[[ RECORDS SHOWN, beginning ]]

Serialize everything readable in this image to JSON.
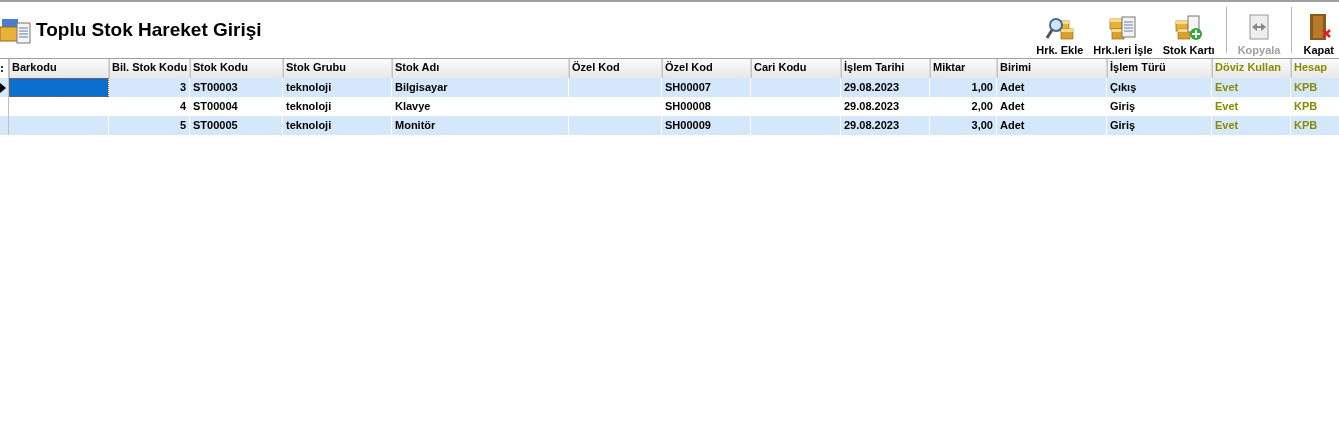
{
  "window": {
    "title": "Toplu Stok Hareket Girişi"
  },
  "toolbar": [
    {
      "label": "Hrk. Ekle",
      "kind": "search",
      "disabled": false
    },
    {
      "label": "Hrk.leri İşle",
      "kind": "document",
      "disabled": false
    },
    {
      "label": "Stok Kartı",
      "kind": "add",
      "disabled": false,
      "separator_after": true
    },
    {
      "label": "Kopyala",
      "kind": "copy",
      "disabled": true,
      "separator_after": true
    },
    {
      "label": "Kapat",
      "kind": "door",
      "disabled": false
    }
  ],
  "table": {
    "columns": [
      {
        "label": "Barkodu",
        "highlight": false
      },
      {
        "label": "Bil. Stok Kodu",
        "numeric": true,
        "highlight": false
      },
      {
        "label": "Stok Kodu",
        "numeric": false,
        "highlight": false
      },
      {
        "label": "Stok Grubu",
        "numeric": false,
        "highlight": false
      },
      {
        "label": "Stok Adı",
        "numeric": false,
        "highlight": false
      },
      {
        "label": "Özel Kod",
        "highlight": false
      },
      {
        "label": "Özel Kod",
        "numeric": false,
        "highlight": false
      },
      {
        "label": "Cari Kodu",
        "highlight": false
      },
      {
        "label": "İşlem Tarihi",
        "numeric": false,
        "highlight": false
      },
      {
        "label": "Miktar",
        "numeric": true,
        "highlight": false
      },
      {
        "label": "Birimi",
        "numeric": false,
        "highlight": false
      },
      {
        "label": "İşlem Türü",
        "numeric": false,
        "highlight": false
      },
      {
        "label": "Döviz Kullan",
        "numeric": false,
        "highlight": true
      },
      {
        "label": "Hesap",
        "numeric": false,
        "highlight": true
      }
    ],
    "rows": [
      {
        "selected": true,
        "cells": [
          "",
          "3",
          "ST00003",
          "teknoloji",
          "Bilgisayar",
          "",
          "SH00007",
          "",
          "29.08.2023",
          "1,00",
          "Adet",
          "Çıkış",
          "Evet",
          "KPB"
        ]
      },
      {
        "selected": false,
        "cells": [
          "",
          "4",
          "ST00004",
          "teknoloji",
          "Klavye",
          "",
          "SH00008",
          "",
          "29.08.2023",
          "2,00",
          "Adet",
          "Giriş",
          "Evet",
          "KPB"
        ]
      },
      {
        "selected": false,
        "cells": [
          "",
          "5",
          "ST00005",
          "teknoloji",
          "Monitör",
          "",
          "SH00009",
          "",
          "29.08.2023",
          "3,00",
          "Adet",
          "Giriş",
          "Evet",
          "KPB"
        ]
      }
    ]
  }
}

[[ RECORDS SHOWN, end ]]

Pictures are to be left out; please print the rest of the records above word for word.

Serialize everything readable in this image to JSON.
{
  "window": {
    "title": "Toplu Stok Hareket Girişi"
  },
  "toolbar": [
    {
      "label": "Hrk. Ekle",
      "kind": "search",
      "disabled": false
    },
    {
      "label": "Hrk.leri İşle",
      "kind": "document",
      "disabled": false
    },
    {
      "label": "Stok Kartı",
      "kind": "add",
      "disabled": false,
      "separator_after": true
    },
    {
      "label": "Kopyala",
      "kind": "copy",
      "disabled": true,
      "separator_after": true
    },
    {
      "label": "Kapat",
      "kind": "door",
      "disabled": false
    }
  ],
  "table": {
    "columns": [
      {
        "label": "Barkodu",
        "highlight": false
      },
      {
        "label": "Bil. Stok Kodu",
        "numeric": true,
        "highlight": false
      },
      {
        "label": "Stok Kodu",
        "numeric": false,
        "highlight": false
      },
      {
        "label": "Stok Grubu",
        "numeric": false,
        "highlight": false
      },
      {
        "label": "Stok Adı",
        "numeric": false,
        "highlight": false
      },
      {
        "label": "Özel Kod",
        "highlight": false
      },
      {
        "label": "Özel Kod",
        "numeric": false,
        "highlight": false
      },
      {
        "label": "Cari Kodu",
        "highlight": false
      },
      {
        "label": "İşlem Tarihi",
        "numeric": false,
        "highlight": false
      },
      {
        "label": "Miktar",
        "numeric": true,
        "highlight": false
      },
      {
        "label": "Birimi",
        "numeric": false,
        "highlight": false
      },
      {
        "label": "İşlem Türü",
        "numeric": false,
        "highlight": false
      },
      {
        "label": "Döviz Kullan",
        "numeric": false,
        "highlight": true
      },
      {
        "label": "Hesap",
        "numeric": false,
        "highlight": true
      }
    ],
    "rows": [
      {
        "selected": true,
        "cells": [
          "",
          "3",
          "ST00003",
          "teknoloji",
          "Bilgisayar",
          "",
          "SH00007",
          "",
          "29.08.2023",
          "1,00",
          "Adet",
          "Çıkış",
          "Evet",
          "KPB"
        ]
      },
      {
        "selected": false,
        "cells": [
          "",
          "4",
          "ST00004",
          "teknoloji",
          "Klavye",
          "",
          "SH00008",
          "",
          "29.08.2023",
          "2,00",
          "Adet",
          "Giriş",
          "Evet",
          "KPB"
        ]
      },
      {
        "selected": false,
        "cells": [
          "",
          "5",
          "ST00005",
          "teknoloji",
          "Monitör",
          "",
          "SH00009",
          "",
          "29.08.2023",
          "3,00",
          "Adet",
          "Giriş",
          "Evet",
          "KPB"
        ]
      }
    ]
  }
}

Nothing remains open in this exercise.